In a similar fashion, the word “bereisheet” בראשית can be divided into: ב ראשית , meaning 2 beginnings, where “reisheet” alludes to wisdom as in the verse: “The beginning of wisdom is the fear of God.” These two wisdoms—the higher Divine wisdom and the lower wisdom of nature—join together to fulfill the purpose of creation, to establish for God a kingdom here below. This is discussed in greater length in Chassidic explanations on the verse: “Wisdoms will sing outside,” חכמות בחוץ תרונה .
Finding God in exile
Though both types of wisdom are needed to make a kingdom for God (עולם , the 146 verses of creation)—the wisdom of nature brings the world into being, the wisdom of the Divine sustains and rectifies it—these two wisdoms truly come together only in our parshah, when Joseph is able to interpret Pharaoh’s dreams. The “world” (עולם , the 146 verses) of ourparshah, Mikeitz, is a world of concealment (in Hebrew, it comes from a word meaning “concealed,” עלום ), where Pharaoh’s dreams are like a metaphor for nature, where God remains concealed. By correctly interpreting the dreams, Joseph demonstrates his special ability and the task handed down to us from him—to correctly interpret the meaning of nature so that it can be understood as a vessel for the Divine.

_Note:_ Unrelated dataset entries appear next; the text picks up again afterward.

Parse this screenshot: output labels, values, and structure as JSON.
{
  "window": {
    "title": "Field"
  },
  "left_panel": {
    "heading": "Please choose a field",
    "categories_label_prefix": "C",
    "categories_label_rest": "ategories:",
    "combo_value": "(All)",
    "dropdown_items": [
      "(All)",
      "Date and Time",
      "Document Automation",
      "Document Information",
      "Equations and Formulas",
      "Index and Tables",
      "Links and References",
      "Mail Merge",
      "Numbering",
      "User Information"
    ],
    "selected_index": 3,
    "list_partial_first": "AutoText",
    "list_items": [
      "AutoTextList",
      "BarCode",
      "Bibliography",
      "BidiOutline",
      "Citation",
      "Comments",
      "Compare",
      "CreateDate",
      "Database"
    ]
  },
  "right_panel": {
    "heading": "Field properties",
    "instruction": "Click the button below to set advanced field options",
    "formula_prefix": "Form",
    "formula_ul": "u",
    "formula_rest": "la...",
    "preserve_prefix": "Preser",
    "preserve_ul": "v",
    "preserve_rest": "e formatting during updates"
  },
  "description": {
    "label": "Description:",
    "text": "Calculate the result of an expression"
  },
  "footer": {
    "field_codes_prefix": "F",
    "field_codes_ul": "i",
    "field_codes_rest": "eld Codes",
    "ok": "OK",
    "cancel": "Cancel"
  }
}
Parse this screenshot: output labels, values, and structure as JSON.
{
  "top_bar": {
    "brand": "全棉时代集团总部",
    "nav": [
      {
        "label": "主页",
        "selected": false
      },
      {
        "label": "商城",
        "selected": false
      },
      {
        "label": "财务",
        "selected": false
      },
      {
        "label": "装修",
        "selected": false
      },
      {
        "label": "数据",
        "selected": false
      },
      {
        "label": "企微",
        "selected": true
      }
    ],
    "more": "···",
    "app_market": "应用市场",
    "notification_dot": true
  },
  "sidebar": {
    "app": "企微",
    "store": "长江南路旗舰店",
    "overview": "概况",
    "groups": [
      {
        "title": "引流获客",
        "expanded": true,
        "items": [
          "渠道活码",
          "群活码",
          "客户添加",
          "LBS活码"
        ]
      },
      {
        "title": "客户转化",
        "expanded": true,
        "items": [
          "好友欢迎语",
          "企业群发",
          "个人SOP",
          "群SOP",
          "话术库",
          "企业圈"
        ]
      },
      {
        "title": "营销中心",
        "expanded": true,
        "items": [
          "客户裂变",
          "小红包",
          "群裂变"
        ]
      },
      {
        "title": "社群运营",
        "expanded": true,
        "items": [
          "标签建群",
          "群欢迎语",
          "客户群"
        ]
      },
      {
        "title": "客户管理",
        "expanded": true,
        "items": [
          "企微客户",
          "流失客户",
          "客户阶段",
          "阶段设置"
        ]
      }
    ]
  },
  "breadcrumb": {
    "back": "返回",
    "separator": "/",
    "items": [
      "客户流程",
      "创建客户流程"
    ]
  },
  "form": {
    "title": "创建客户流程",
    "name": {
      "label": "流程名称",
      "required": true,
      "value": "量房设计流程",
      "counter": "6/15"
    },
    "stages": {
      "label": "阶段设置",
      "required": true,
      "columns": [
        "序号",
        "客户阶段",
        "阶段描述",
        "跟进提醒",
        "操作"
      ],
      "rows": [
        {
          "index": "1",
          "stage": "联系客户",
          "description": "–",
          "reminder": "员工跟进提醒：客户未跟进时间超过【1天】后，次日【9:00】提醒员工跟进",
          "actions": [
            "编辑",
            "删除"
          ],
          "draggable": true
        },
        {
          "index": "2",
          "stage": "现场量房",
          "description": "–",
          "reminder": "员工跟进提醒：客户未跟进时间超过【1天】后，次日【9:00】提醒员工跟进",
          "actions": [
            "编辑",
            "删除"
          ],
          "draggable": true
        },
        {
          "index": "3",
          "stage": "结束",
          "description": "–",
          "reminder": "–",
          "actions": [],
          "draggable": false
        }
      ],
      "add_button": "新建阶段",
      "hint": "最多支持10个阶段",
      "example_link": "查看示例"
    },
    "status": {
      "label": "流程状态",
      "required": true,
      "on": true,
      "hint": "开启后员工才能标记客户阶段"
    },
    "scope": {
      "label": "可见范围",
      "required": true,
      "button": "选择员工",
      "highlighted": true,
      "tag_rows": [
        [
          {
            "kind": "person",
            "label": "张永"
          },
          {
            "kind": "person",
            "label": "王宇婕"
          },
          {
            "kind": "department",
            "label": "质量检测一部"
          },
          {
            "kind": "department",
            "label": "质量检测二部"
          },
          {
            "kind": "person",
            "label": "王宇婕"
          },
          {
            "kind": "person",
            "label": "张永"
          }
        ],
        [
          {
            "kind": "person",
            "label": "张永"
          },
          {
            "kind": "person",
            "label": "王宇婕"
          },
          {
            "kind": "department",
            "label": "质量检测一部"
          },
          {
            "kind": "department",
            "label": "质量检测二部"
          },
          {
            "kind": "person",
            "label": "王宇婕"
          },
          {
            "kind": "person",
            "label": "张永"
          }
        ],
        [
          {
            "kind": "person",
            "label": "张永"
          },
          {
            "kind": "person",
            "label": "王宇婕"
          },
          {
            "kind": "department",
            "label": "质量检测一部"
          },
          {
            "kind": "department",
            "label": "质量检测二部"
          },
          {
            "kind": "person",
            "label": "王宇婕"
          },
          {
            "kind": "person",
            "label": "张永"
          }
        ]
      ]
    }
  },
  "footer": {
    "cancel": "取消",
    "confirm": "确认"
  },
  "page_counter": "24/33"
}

Indeed, Pharaoh’s dreams are also a metaphor for the state of exile; the two words “And Pharaoh was dreaming,” ופרעה חלם , have the same numerical value as the word for “exile,”גלות ! Thus, Joseph’s interpretation of Pharaoh’s dreams is symbolic of being able to find the Omnipresence of the Almighty even within the deepest state of exile. Indeed, exile is described as a state of sleep, “I am asleep [in exile]” and Kind David describes exile as a dream state: “We were [in exile] as dreamers….” Thus, whereas in Bereisheet God conceals himself in the physical world, our parshah begins with God totally concealed within the exile.